It’s “not just a one and done,” he said, adding that the employer is responsible for their success.

The success rate locally, described as residents who receive permanent residency and remain in Greater Sudbury, is more than 90 per cent, he said.

“There’s a path to employment, and (the RNIP program) offers these opportunities, more people will want to come here and take on these jobs and opportunities as well.”

During his presentation, Miller said the RNIP program will face some fine-tuning to help hash out gaps identified during its pilot stage.

“We want to make sure that the need, the desire, attaches with it some responsibility,” he said. 

“These are larger conversations that have to do with provinces and the importance of every community that says they want people to make sure of the responsibility that comes with it.”

The roles and responsibilities between sponsors, communities and the federal government need to be clearly defined, he said, describing the goal as “making sure newcomers are properly welcomed.”

Immigration, Refugees and Citizenship Minister Marc Miller speaks during Wednesday’s announcement at Spectrum Telecom headquarters in Sudbury. Tyler Clarke /

Infrastructure to accommodate growing populations is also important, such as housing.

With a growing population comes the need for more housing, and Greater Sudbury’s rental vacancy rate is currently hovering at around 1.7 per cent.

There’s a role for both the federal government and the province to ensure that supply is increased, he said, adding that although the federal government has made recent strides, “Has it been enough? Certainly not.”

The affordable side of the market needs to be prioritized, he said, noting this as a more important variable than vacancy rates.

One recent announcement on this front came last month, when the federal government pledged $73 million for a 347-unit downtown apartment building, of which $70 million is a repayable loan.

Wednesday’s announcement also included the introduction of a Francophone Community Immigration Pilot, which was not fully defined.

This, a media release noted, has been “modelled on the success of the RNIP and as part of our Francophone Immigration Policy,” and will launch this autumn.
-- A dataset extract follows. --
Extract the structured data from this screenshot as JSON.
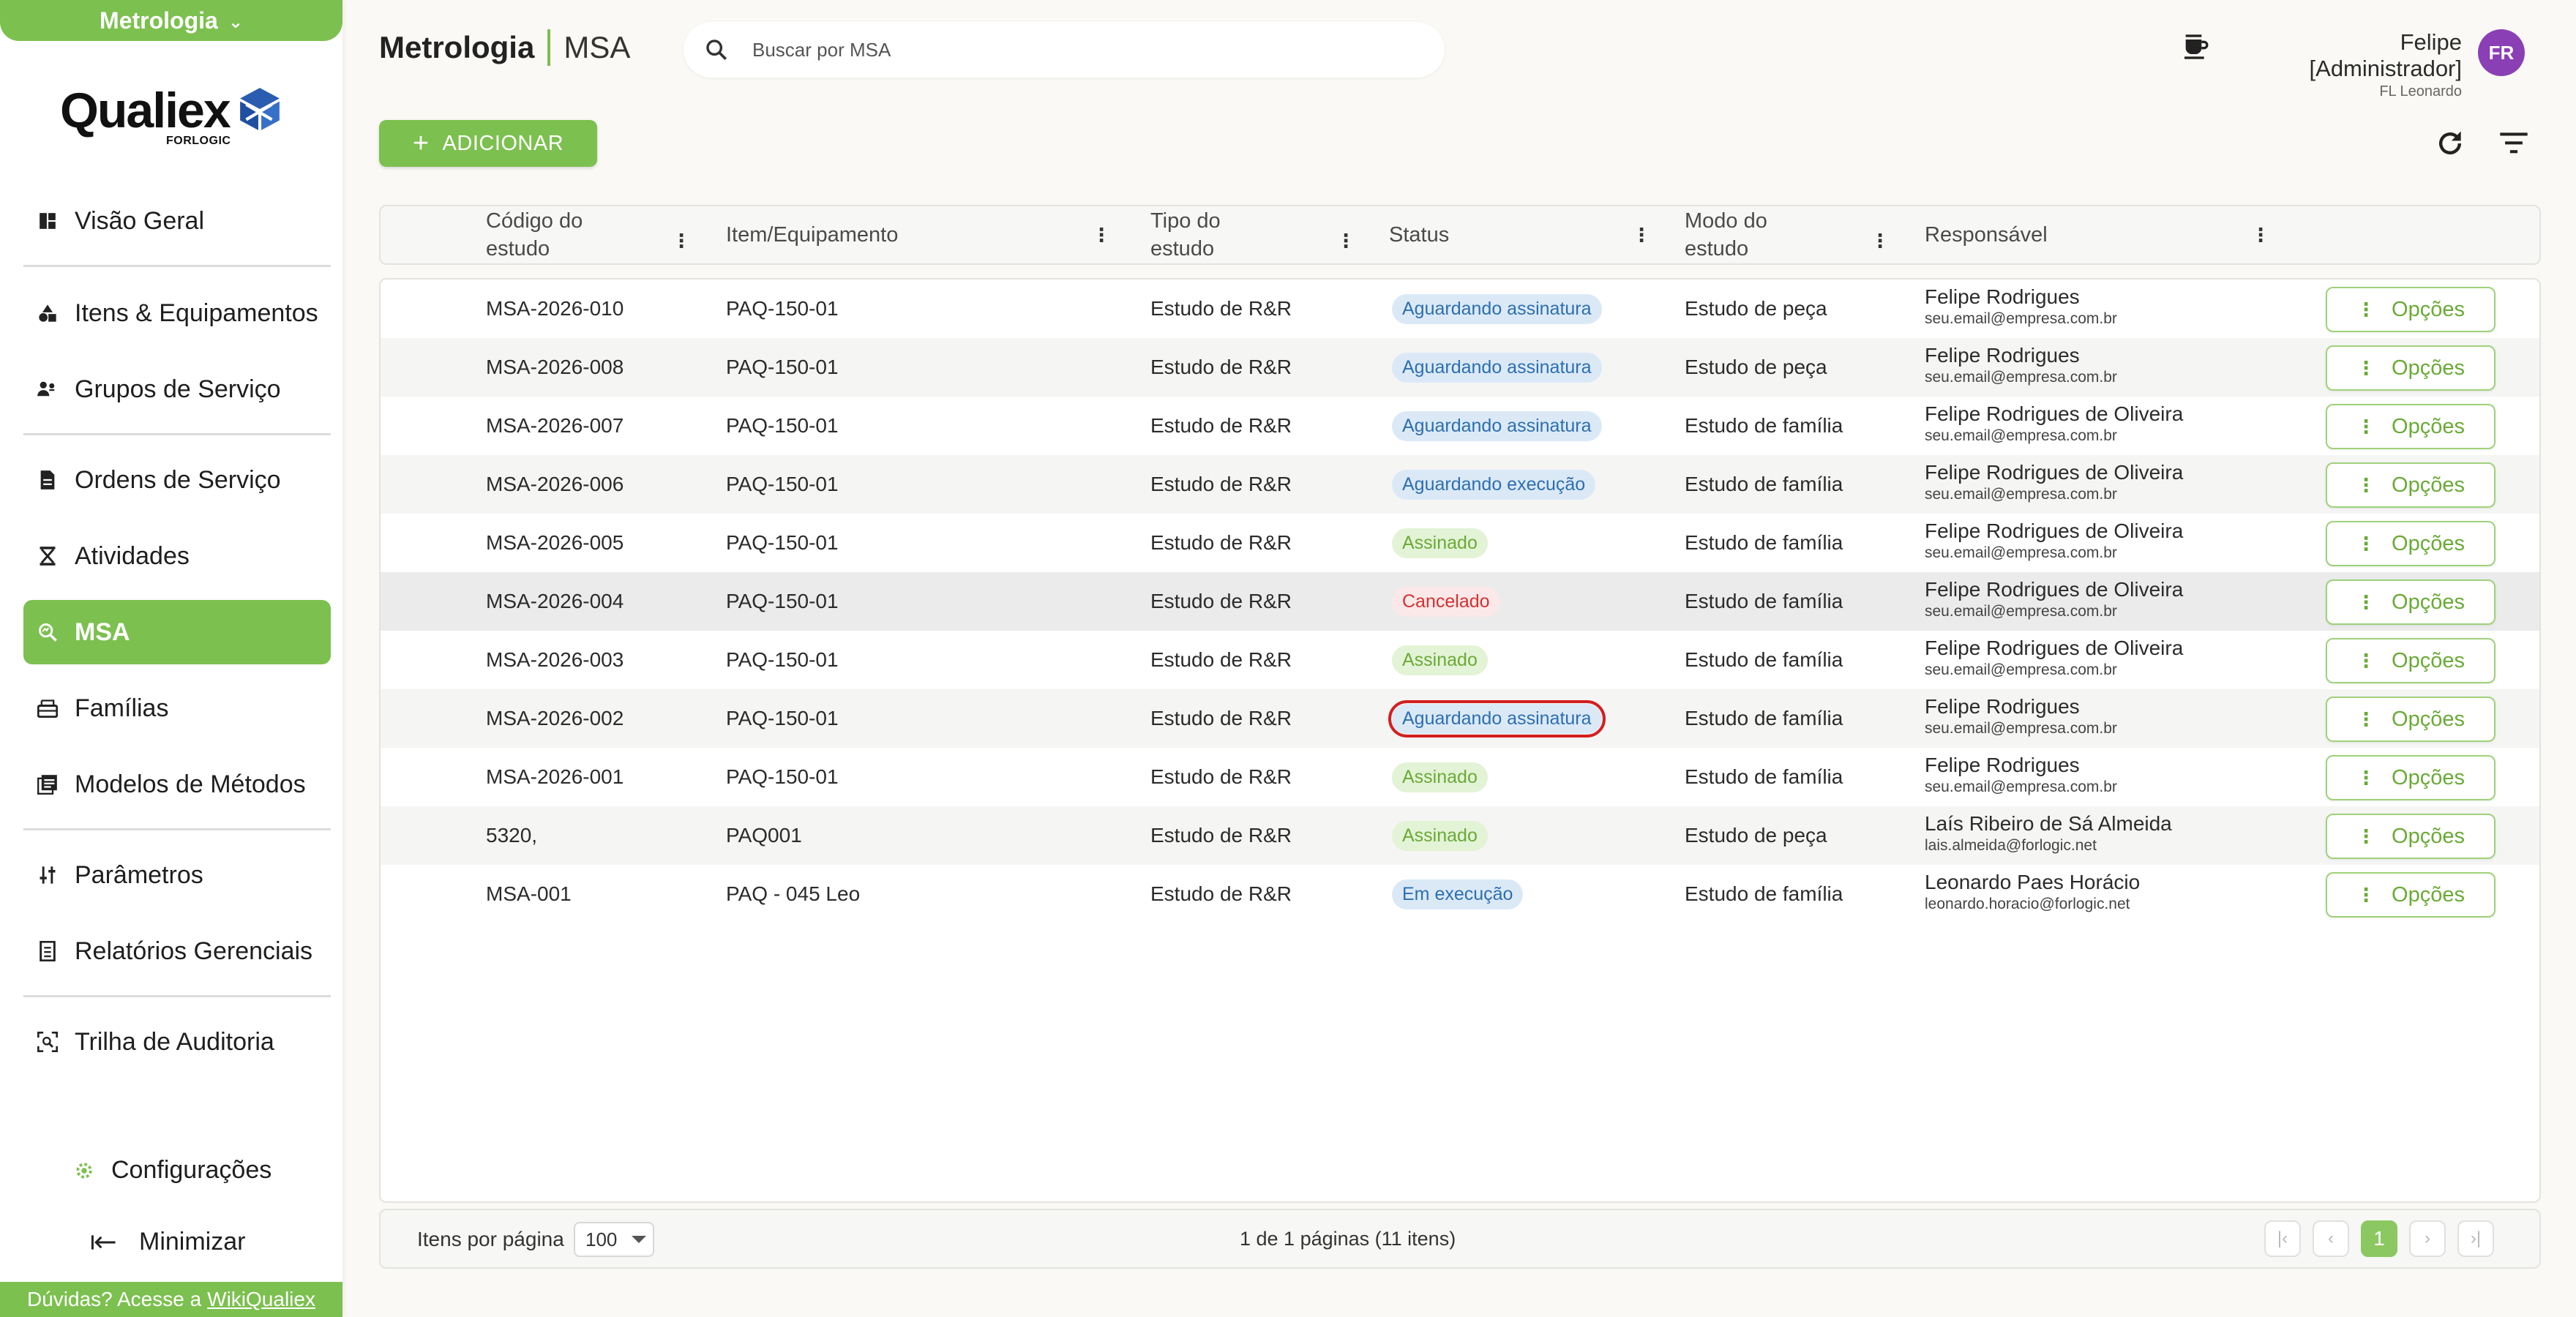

“The pilot will focus on increasing the number of French-speaking newcomers settling in Francophone minority communities outside of Quebec and will help ensure the economic development of Francophone minority communities, while also helping to restore and increase their demographic weight.”

If interested, Greater Sudbury would need to apply for the Francophone Community Immigration Pilot, as they will also need to do with the next incarnation of the RNIP.
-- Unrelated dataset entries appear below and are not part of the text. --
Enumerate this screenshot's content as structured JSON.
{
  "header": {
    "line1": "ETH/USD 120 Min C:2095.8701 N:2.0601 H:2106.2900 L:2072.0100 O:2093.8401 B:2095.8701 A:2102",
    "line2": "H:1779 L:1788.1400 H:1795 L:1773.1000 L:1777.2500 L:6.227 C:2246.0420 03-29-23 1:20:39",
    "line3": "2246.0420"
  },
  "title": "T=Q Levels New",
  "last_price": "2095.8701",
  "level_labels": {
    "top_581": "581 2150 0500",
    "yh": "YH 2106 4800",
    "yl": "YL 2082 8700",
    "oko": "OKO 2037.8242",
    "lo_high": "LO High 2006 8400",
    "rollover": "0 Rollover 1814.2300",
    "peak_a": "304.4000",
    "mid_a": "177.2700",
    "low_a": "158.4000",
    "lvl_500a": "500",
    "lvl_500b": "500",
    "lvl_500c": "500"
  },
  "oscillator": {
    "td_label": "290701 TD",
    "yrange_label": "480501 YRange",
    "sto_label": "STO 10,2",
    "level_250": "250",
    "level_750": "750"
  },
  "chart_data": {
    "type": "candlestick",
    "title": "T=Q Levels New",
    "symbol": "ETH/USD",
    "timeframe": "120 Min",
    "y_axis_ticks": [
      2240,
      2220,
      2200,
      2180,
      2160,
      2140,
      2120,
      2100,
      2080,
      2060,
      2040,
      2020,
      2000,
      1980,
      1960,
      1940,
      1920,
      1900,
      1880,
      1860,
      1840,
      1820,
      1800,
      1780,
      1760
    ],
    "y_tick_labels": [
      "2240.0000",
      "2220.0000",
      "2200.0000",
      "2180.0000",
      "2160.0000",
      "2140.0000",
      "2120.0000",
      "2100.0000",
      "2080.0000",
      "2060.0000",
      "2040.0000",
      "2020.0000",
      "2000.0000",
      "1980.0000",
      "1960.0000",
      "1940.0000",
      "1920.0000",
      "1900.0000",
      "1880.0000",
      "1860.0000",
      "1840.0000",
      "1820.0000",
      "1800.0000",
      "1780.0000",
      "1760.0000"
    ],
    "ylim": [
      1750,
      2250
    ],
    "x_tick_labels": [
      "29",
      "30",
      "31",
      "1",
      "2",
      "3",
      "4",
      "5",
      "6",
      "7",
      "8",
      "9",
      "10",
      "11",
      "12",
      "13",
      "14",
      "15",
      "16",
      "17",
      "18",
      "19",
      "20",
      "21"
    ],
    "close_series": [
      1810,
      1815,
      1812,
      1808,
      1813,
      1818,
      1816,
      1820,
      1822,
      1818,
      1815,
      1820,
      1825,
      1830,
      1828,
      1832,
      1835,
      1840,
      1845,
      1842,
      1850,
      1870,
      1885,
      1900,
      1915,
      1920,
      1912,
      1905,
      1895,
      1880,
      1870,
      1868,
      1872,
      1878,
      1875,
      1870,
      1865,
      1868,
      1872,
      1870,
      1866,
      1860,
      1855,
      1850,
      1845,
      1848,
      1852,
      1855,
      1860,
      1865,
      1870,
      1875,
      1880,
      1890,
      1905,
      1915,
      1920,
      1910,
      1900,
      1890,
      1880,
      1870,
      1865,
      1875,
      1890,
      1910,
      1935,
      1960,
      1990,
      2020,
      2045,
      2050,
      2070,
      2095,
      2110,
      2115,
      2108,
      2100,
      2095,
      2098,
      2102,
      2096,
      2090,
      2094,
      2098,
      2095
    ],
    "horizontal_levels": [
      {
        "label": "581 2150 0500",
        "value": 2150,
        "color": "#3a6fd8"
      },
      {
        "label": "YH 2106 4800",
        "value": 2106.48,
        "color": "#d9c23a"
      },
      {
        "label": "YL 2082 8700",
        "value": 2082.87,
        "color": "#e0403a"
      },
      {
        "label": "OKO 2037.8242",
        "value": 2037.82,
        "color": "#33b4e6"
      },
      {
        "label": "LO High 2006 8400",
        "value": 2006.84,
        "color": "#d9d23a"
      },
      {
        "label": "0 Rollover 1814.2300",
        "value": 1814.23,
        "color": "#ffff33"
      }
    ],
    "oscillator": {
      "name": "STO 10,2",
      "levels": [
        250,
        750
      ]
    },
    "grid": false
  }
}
“With this announcement today we have the potential of doubling the number of people that will be able to welcome according to the parameters of the programs,” Miller said.

The Minister later added, “there’s no reason to believe” Greater Sudbury’s application for the permanent RNIP program will not be successful.

Tyler Clarke covers city hall and political affairs for